Problem details: Return the listing below verbatim. Pictures do not belong in the copy.

==== Records supplied

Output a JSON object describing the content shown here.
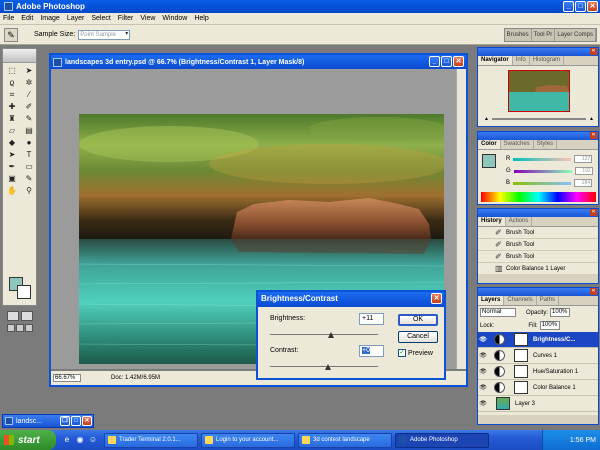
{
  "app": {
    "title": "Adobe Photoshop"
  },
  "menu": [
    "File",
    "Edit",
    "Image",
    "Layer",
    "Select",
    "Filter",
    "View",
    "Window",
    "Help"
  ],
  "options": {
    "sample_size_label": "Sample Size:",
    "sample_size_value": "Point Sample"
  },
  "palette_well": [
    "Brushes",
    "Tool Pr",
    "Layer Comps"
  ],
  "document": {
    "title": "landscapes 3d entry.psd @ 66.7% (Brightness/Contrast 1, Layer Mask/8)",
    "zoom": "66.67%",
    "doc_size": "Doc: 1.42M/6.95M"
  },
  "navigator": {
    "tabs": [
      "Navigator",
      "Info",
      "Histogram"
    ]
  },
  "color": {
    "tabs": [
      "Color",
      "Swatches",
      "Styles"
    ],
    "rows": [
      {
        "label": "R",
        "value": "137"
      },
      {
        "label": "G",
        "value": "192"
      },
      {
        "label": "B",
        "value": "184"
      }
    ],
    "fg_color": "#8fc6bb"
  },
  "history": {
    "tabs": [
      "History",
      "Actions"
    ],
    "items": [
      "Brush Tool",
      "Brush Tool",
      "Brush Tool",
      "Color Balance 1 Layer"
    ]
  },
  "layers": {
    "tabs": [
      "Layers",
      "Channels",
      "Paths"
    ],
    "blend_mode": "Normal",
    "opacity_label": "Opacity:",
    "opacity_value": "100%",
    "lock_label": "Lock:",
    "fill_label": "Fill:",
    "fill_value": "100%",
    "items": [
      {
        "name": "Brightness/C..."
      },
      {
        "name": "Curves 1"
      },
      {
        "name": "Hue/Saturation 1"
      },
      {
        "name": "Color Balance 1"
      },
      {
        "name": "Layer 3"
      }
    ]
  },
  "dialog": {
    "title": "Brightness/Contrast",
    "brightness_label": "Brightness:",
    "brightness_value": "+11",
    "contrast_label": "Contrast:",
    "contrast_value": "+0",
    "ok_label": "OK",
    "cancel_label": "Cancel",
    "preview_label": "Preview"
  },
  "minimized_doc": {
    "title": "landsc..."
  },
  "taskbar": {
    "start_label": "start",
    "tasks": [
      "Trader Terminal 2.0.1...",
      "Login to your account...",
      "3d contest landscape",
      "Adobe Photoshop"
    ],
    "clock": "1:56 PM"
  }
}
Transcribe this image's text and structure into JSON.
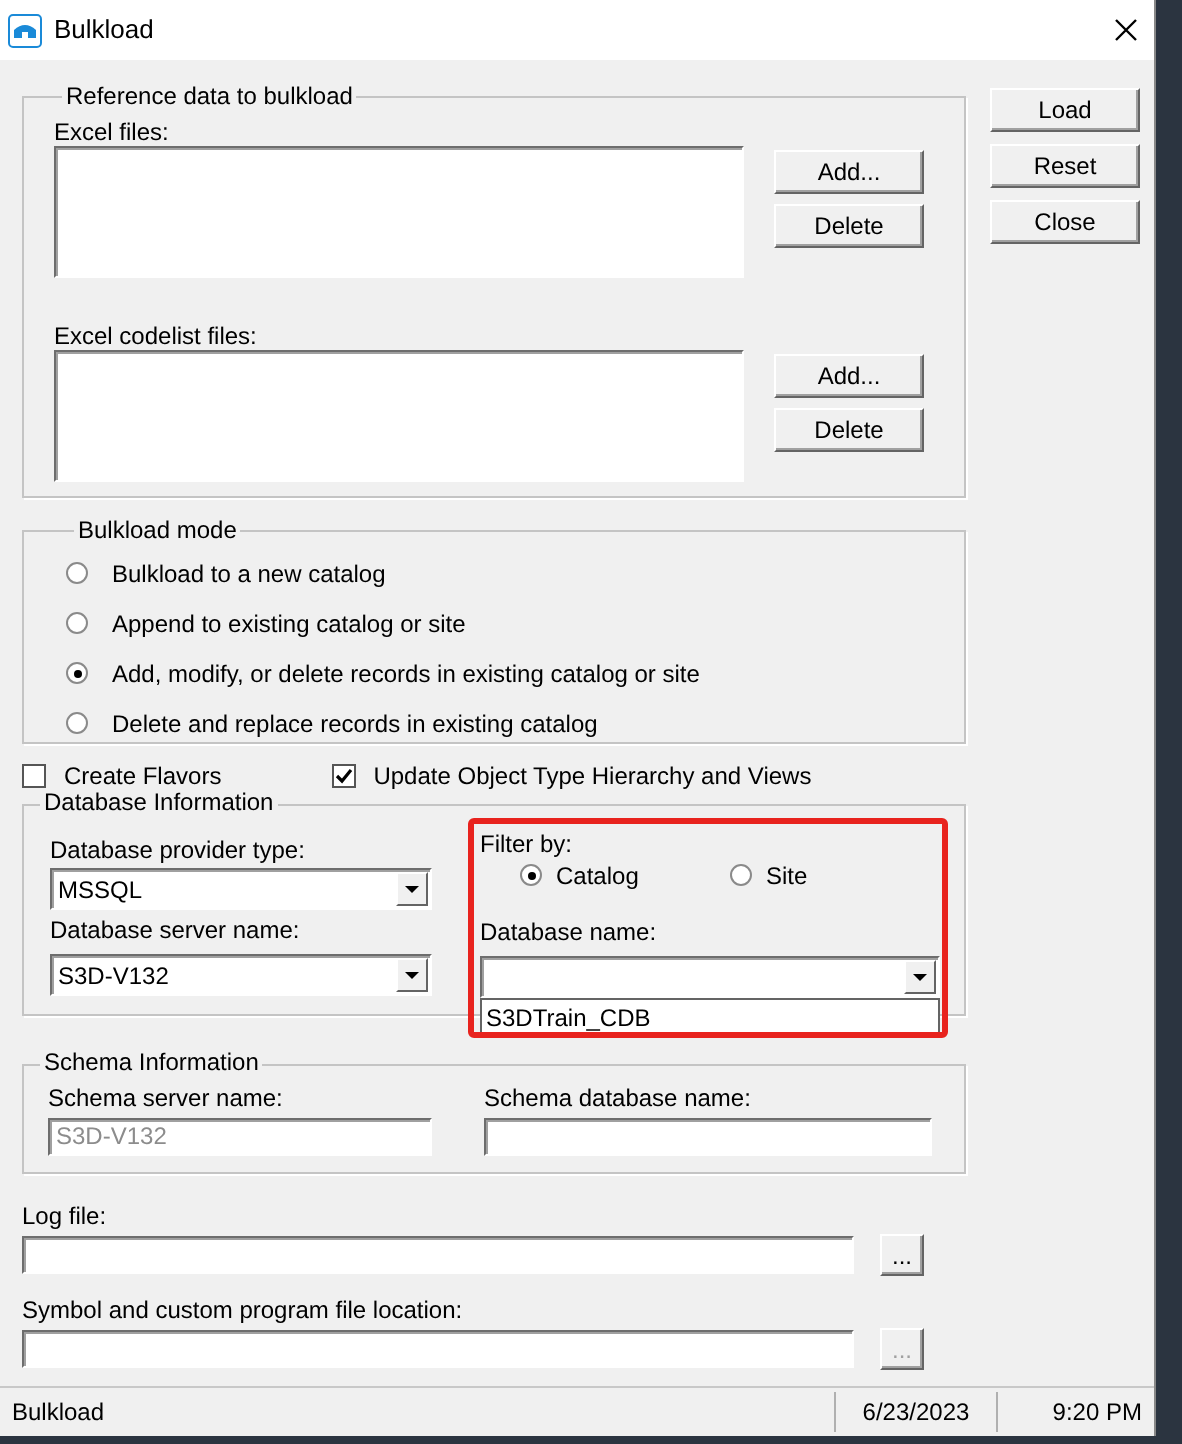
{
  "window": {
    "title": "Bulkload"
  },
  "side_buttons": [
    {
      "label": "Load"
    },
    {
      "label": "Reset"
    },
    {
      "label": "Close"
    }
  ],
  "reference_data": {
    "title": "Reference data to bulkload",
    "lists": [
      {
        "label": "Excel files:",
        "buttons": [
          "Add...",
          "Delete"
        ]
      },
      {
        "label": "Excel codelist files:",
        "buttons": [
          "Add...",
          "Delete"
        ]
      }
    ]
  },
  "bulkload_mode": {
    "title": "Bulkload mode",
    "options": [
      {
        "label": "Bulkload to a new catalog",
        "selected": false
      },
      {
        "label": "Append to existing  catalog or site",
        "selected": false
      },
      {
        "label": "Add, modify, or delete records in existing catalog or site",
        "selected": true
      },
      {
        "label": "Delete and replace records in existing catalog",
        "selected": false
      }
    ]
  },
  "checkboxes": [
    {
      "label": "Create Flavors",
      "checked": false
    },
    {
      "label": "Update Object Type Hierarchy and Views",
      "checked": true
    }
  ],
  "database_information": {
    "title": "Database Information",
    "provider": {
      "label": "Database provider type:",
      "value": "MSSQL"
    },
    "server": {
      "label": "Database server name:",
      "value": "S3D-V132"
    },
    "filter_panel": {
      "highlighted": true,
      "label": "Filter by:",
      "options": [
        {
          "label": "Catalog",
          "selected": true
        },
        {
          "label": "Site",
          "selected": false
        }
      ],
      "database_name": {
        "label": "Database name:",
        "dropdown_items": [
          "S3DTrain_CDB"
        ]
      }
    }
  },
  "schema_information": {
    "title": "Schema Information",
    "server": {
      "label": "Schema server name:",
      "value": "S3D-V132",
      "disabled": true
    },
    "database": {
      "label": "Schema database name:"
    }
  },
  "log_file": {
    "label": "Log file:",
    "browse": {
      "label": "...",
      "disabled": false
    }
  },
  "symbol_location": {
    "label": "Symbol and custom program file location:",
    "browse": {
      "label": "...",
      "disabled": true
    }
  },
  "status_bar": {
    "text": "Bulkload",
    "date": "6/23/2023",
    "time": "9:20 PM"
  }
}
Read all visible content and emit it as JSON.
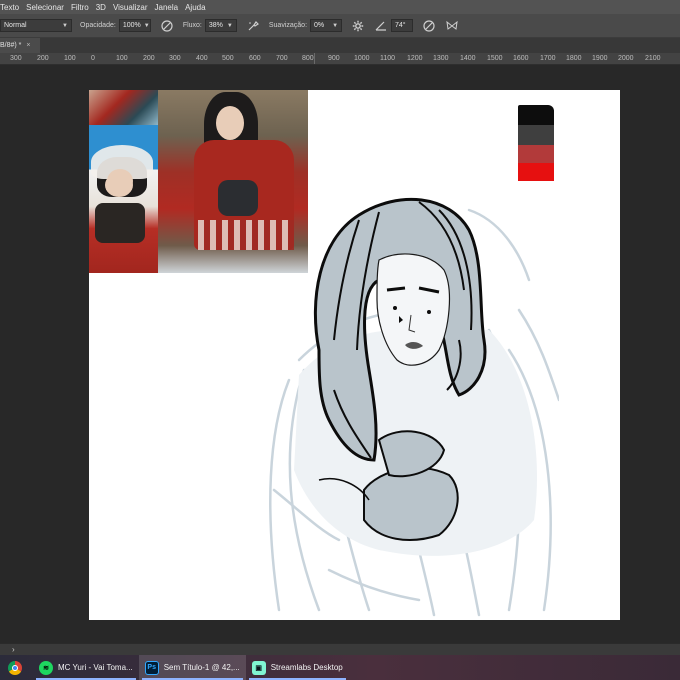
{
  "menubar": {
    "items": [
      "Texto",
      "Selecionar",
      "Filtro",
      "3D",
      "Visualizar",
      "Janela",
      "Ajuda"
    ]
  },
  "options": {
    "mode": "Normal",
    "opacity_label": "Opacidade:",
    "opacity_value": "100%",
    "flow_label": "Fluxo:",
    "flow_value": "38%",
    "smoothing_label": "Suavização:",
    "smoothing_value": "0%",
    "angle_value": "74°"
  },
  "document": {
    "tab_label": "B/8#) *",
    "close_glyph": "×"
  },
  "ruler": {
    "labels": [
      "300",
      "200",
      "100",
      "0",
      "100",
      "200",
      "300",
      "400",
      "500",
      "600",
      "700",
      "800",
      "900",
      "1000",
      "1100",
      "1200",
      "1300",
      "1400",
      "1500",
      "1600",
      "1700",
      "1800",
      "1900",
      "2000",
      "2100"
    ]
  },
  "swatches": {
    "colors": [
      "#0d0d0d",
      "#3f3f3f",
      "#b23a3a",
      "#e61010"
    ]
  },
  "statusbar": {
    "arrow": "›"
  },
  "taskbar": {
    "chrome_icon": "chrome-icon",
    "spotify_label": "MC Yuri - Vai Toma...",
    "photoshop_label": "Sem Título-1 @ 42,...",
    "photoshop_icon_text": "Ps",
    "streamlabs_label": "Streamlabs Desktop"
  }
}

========

Task result:
Output a JSON object describing the content shown here.
{
  "app": {
    "title": "Adobe Photoshop"
  },
  "menu": [
    "File",
    "Edit",
    "Image",
    "Layer",
    "Select",
    "Filter",
    "View",
    "Window",
    "Help"
  ],
  "options": {
    "sample_size_label": "Sample Size:",
    "sample_size_value": "Point Sample"
  },
  "palette_well": [
    "Brushes",
    "Tool Pr",
    "Layer Comps"
  ],
  "document": {
    "title": "landscapes 3d entry.psd @ 66.7% (Brightness/Contrast 1, Layer Mask/8)",
    "zoom": "66.67%",
    "doc_size": "Doc: 1.42M/6.95M"
  },
  "navigator": {
    "tabs": [
      "Navigator",
      "Info",
      "Histogram"
    ]
  },
  "color": {
    "tabs": [
      "Color",
      "Swatches",
      "Styles"
    ],
    "rows": [
      {
        "label": "R",
        "value": "137"
      },
      {
        "label": "G",
        "value": "192"
      },
      {
        "label": "B",
        "value": "184"
      }
    ],
    "fg_color": "#8fc6bb"
  },
  "history": {
    "tabs": [
      "History",
      "Actions"
    ],
    "items": [
      "Brush Tool",
      "Brush Tool",
      "Brush Tool",
      "Color Balance 1 Layer"
    ]
  },
  "layers": {
    "tabs": [
      "Layers",
      "Channels",
      "Paths"
    ],
    "blend_mode": "Normal",
    "opacity_label": "Opacity:",
    "opacity_value": "100%",
    "lock_label": "Lock:",
    "fill_label": "Fill:",
    "fill_value": "100%",
    "items": [
      {
        "name": "Brightness/C..."
      },
      {
        "name": "Curves 1"
      },
      {
        "name": "Hue/Saturation 1"
      },
      {
        "name": "Color Balance 1"
      },
      {
        "name": "Layer 3"
      }
    ]
  },
  "dialog": {
    "title": "Brightness/Contrast",
    "brightness_label": "Brightness:",
    "brightness_value": "+11",
    "contrast_label": "Contrast:",
    "contrast_value": "+0",
    "ok_label": "OK",
    "cancel_label": "Cancel",
    "preview_label": "Preview"
  },
  "minimized_doc": {
    "title": "landsc..."
  },
  "taskbar": {
    "start_label": "start",
    "tasks": [
      "Trader Terminal 2.0.1...",
      "Login to your account...",
      "3d contest landscape",
      "Adobe Photoshop"
    ],
    "clock": "1:56 PM"
  }
}
Transcribe this image's text and structure into JSON.
{
  "window": {
    "title": "Bulkload"
  },
  "side_buttons": [
    {
      "label": "Load"
    },
    {
      "label": "Reset"
    },
    {
      "label": "Close"
    }
  ],
  "reference_data": {
    "title": "Reference data to bulkload",
    "lists": [
      {
        "label": "Excel files:",
        "buttons": [
          "Add...",
          "Delete"
        ]
      },
      {
        "label": "Excel codelist files:",
        "buttons": [
          "Add...",
          "Delete"
        ]
      }
    ]
  },
  "bulkload_mode": {
    "title": "Bulkload mode",
    "options": [
      {
        "label": "Bulkload to a new catalog",
        "selected": false
      },
      {
        "label": "Append to existing  catalog or site",
        "selected": false
      },
      {
        "label": "Add, modify, or delete records in existing catalog or site",
        "selected": true
      },
      {
        "label": "Delete and replace records in existing catalog",
        "selected": false
      }
    ]
  },
  "checkboxes": [
    {
      "label": "Create Flavors",
      "checked": false
    },
    {
      "label": "Update Object Type Hierarchy and Views",
      "checked": true
    }
  ],
  "database_information": {
    "title": "Database Information",
    "provider": {
      "label": "Database provider type:",
      "value": "MSSQL"
    },
    "server": {
      "label": "Database server name:",
      "value": "S3D-V132"
    },
    "filter_panel": {
      "highlighted": true,
      "label": "Filter by:",
      "options": [
        {
          "label": "Catalog",
          "selected": true
        },
        {
          "label": "Site",
          "selected": false
        }
      ],
      "database_name": {
        "label": "Database name:",
        "dropdown_items": [
          "S3DTrain_CDB"
        ]
      }
    }
  },
  "schema_information": {
    "title": "Schema Information",
    "server": {
      "label": "Schema server name:",
      "value": "S3D-V132",
      "disabled": true
    },
    "database": {
      "label": "Schema database name:"
    }
  },
  "log_file": {
    "label": "Log file:",
    "browse": {
      "label": "...",
      "disabled": false
    }
  },
  "symbol_location": {
    "label": "Symbol and custom program file location:",
    "browse": {
      "label": "...",
      "disabled": true
    }
  },
  "status_bar": {
    "text": "Bulkload",
    "date": "6/23/2023",
    "time": "9:20 PM"
  }
}
Read all visible content and emit it as JSON.
{
  "menubar": {
    "items": [
      "Texto",
      "Selecionar",
      "Filtro",
      "3D",
      "Visualizar",
      "Janela",
      "Ajuda"
    ]
  },
  "options": {
    "mode": "Normal",
    "opacity_label": "Opacidade:",
    "opacity_value": "100%",
    "flow_label": "Fluxo:",
    "flow_value": "38%",
    "smoothing_label": "Suavização:",
    "smoothing_value": "0%",
    "angle_value": "74°"
  },
  "document": {
    "tab_label": "B/8#) *",
    "close_glyph": "×"
  },
  "ruler": {
    "labels": [
      "300",
      "200",
      "100",
      "0",
      "100",
      "200",
      "300",
      "400",
      "500",
      "600",
      "700",
      "800",
      "900",
      "1000",
      "1100",
      "1200",
      "1300",
      "1400",
      "1500",
      "1600",
      "1700",
      "1800",
      "1900",
      "2000",
      "2100"
    ]
  },
  "swatches": {
    "colors": [
      "#0d0d0d",
      "#3f3f3f",
      "#b23a3a",
      "#e61010"
    ]
  },
  "statusbar": {
    "arrow": "›"
  },
  "taskbar": {
    "chrome_icon": "chrome-icon",
    "spotify_label": "MC Yuri - Vai Toma...",
    "photoshop_label": "Sem Título-1 @ 42,...",
    "photoshop_icon_text": "Ps",
    "streamlabs_label": "Streamlabs Desktop"
  }
}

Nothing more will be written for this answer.